A Review of Replay Technology in Major League Baseball

Comi Sharif, Managing Editor

This week marks the end of the 2014 Major League Baseball regular season, and with it, the completion of the first regular season under the league’s expanded rules regarding the use of instant replay technology. Though MLB initially resisted utilizing instant replay, holding out longer than other American professional sport leagues, an agreement between team owners, the players association, and the umpires association produced a gross expansion of the use of replay technology beginning this season.

The expanded rules permit managers to “challenge” at least one call made by an umpire during a game. The types of calls allowed to be challenged are limited to objective plays such as whether a runner was safe or out at a base, or whether a fielder caught or “trapped” a batted ball. Subjective umpire calls, including calls regarding balls and strikes and “check” swings, are not reviewable. The complete set of MLB’s instant replay rules is available here.

As alluded to above, the process of going from the idea of instant replay in baseball to actual implementation was long and complex. First, rule changes must be collectively bargained by MLB and the players association (MLBPA). Thus, the proposal to expand the use of instant replay had to be proposed during the recent collective bargaining agreement (CBA) discussions in 2011. What both sides agreed to was language in the CBA stating that subject to approval by the umpires association, MLB baseball could expand the use of instant replay. Second, after agreeing to general idea of more instant replay, MLB developed specific rules and policies for instant replay, which had to be approved by the owners of the 30 MLB franchises. Once the owners approved the specific rules, which they did unanimously, the rules could finally be put into action. One issue to watch is how each of the different parties involved in the approval process reacts to the changes instant replay has on the league. The current CBA expires in December of 2016, at which time wholesale changes to the current instant replay system could be realized.

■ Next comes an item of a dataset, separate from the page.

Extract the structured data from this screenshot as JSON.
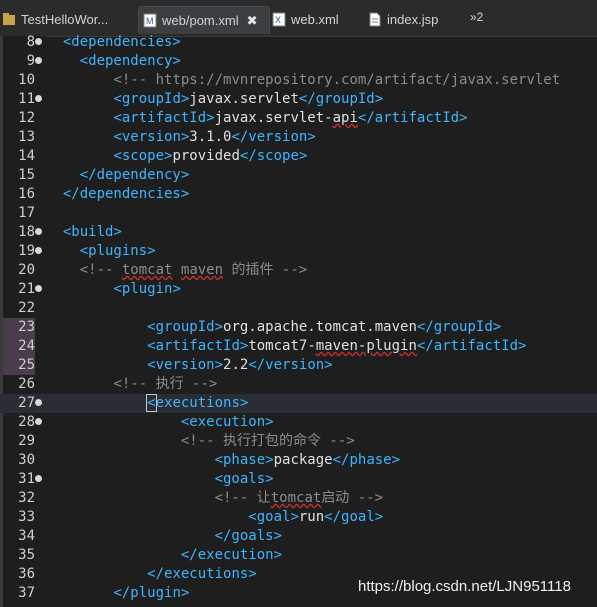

The replay technology used by MLB is somewhat unique compared to that used by other professional sports leagues such as the National Basketball Association and the National Football League. Often in the NBA and NFL, referees or officials view video replays of a contested call themselves with technology located at the playing venue itself. MLB, however, created a “Replay Operation Center” (ROC), located at MLB headquarters in New York City, where a team of umpires reviews video replays and communicates a final ruling through headsets to the umpires on the field. Additionally, MLB permits each team to have a “video specialist” located in the clubhouse to watch for challengeable plays; the specialist can call the manager by phone to communicate whether or not the play should be challenged.

In one sense, the MLB system may be advantageous because it allows the ROC to have the best available technology, whereas the NBA and NFL have to adapt the sophistication of their replay systems to make it possible for use at every stadium and to the referees or officials at the venue immediately. While the NFL and NBA referees and officials typically look at one relatively small monitor when reviewing a play, the ROC houses 37 high-definition televisions, each of which can be subdivided into 12 smaller screens. Though this may not seem like a big deal to the casual observer, a number of calls are so close that the quality of the image available on replay can directly impact the call. One might conclude, then, that because MLB has more advanced technology at its disposable, its replay system is, in fact, more accurate. The MLB system does have its downsides, however. Outsourcing the review process can lead to lengthy delays and put decisions in the hands of an umpire thousands of miles away from the action, which many find unappealing.

The site Retrosheet has a comprehensive collection of data on MLB’s replay system, including an entry for every play reviewed, its result, and the length of time taken for the review to be completed.

Overall, there are mixed reviews concerning the success of the expanded replay rules used in MLB this season. Though it’s unclear exactly how MLB will adjust its system in the future, if the current trend continues, as increasingly effective technology becomes available, the impact of that technology on the sport of baseball is only likely to rise as well.